Shadley Speaking to Army

“The Game – Unraveling A Military Sex Scandal”

As the only general officer in the past 20-plus years to conduct a command-wide investigation of sexual misconduct in its formations, my response to COL Spletstoser’s letter of August 27, 2019, is she is absolutely correct. I have commented on numerous occasions, “It is more dangerous to your military career to report sexual misconduct, than it is to participate in it.”

Secretary of the Army, Togo West, during a nationally televised news conference (1997) when talking about “The Aberdeen Sex Scandal”, said: “… what happened at Aberdeen was an aberration. The sexual abuse is not endemic throughout our Army. Sexual harassment, however, continues to be a problem.” I will let the past 20+ years of appalling lack of leadership and denial of the problem stand on its own history of fratricide. There are over 400,000+ male and female survivors to-date who bare witness to validate this institutional history.

The fact is, the primary focus of the Services’ senior leadership is two-fold: (1). Protect the brand, and (2) Protect the senior leaders. The troops see this. I continue to be told at every speaking engagement before military audiences that the perception in the ranks is “Senior officers and NCOs get off, while junior officers and NCOs get hammered.” As a result, they universally have little to no confidence that anything will be done if they report sexual misconduct as a bystander or victim— they don’t trust their senior leadership. This distrust is earned.

It is telling that in cases like COL Spletstoser, the survivor is called the accuser, not the victim. This is a blatant bias at the core of justice for survivors. To my knowledge, sexual assault is the only felony where the victim is termed the accuser. She will never have enough proof to overcome the “good ole boy general officer protective squad’. Statistics show that between 2-8% of victims are not telling the truth; that means 92-98% are telling the truth. Predators lie 100% of the time.

The focus of attention is on the political promotion of General Hyten, instead of the Services’ zero tolerance of sexual misconduct and care for the victim. This is a toxic and typical example of the price victims continue to pay every day when they come forward to report misconduct.

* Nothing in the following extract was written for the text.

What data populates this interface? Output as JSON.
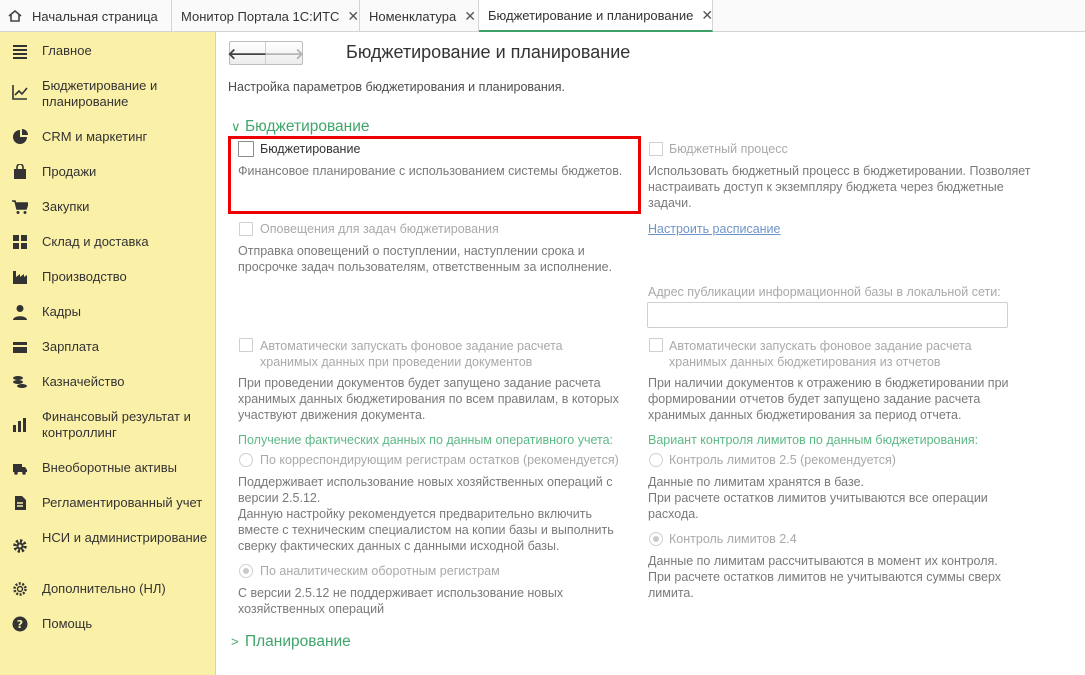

Is Hyten is the only candidate that can fulfill this posting? NO means NO. Zero tolerance means NO MORE.

MG Robert D. Shadley (USA, Ret), is the author of “The GAMe: Unravelling a Military Sex Scandal”